▶ **Activity**
Find the lines below in which the string "ἡγούμενος" occurs. Copy each one.

▶ **Extracted records**

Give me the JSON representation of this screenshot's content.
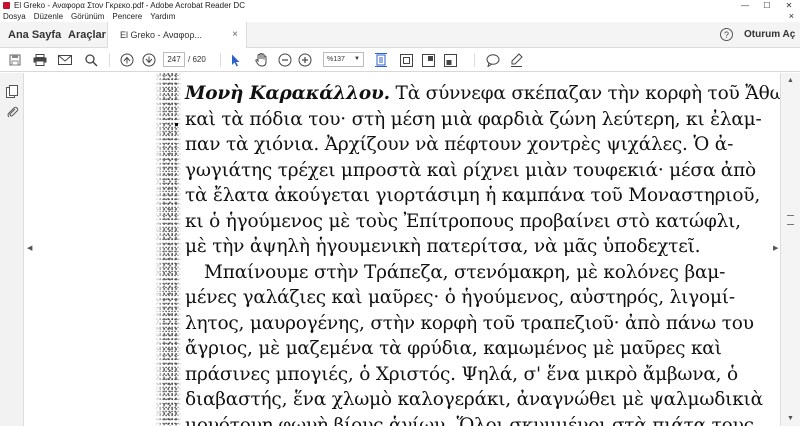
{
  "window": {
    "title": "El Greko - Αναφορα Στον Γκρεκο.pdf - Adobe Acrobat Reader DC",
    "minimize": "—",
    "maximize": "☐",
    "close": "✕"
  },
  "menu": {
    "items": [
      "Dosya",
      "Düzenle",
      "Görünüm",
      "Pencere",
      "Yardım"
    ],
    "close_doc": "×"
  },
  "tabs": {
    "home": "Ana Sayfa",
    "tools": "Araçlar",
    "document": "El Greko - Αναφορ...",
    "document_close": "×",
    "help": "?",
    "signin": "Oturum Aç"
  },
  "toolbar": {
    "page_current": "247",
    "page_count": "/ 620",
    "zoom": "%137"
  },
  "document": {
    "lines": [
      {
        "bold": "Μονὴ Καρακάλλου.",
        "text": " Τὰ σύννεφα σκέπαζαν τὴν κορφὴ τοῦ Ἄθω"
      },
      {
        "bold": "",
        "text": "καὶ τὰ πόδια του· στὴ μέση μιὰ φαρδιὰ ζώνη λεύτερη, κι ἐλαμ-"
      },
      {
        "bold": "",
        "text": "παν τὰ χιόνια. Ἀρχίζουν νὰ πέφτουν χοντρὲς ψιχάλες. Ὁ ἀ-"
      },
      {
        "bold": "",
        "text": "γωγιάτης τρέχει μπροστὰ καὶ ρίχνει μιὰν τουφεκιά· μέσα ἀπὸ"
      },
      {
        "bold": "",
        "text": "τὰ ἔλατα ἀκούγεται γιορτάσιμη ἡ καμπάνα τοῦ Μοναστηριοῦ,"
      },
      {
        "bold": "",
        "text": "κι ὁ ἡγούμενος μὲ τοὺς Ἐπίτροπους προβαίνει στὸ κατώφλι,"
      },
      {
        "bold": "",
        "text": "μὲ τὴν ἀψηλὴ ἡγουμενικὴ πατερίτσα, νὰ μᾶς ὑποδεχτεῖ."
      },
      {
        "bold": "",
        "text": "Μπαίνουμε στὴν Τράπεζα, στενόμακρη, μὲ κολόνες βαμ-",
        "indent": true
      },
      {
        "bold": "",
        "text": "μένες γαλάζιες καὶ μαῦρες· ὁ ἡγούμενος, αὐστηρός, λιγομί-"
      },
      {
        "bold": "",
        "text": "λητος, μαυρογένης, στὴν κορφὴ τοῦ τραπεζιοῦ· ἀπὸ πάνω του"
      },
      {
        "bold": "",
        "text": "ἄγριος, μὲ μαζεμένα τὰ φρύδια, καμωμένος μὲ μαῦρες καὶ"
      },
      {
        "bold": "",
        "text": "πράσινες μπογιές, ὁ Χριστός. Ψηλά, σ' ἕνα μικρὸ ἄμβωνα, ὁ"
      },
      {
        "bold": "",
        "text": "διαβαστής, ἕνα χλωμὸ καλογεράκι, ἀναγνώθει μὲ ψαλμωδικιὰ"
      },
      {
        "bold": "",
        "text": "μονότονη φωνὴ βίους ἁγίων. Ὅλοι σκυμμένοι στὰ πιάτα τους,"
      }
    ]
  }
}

▶ **Result of the task**
        "text": "κι ὁ ἡγούμενος μὲ τοὺς Ἐπίτροπους προβαίνει στὸ κατώφλι,"
        "text": "μένες γαλάζιες καὶ μαῦρες· ὁ ἡγούμενος, αὐστηρός, λιγομί-"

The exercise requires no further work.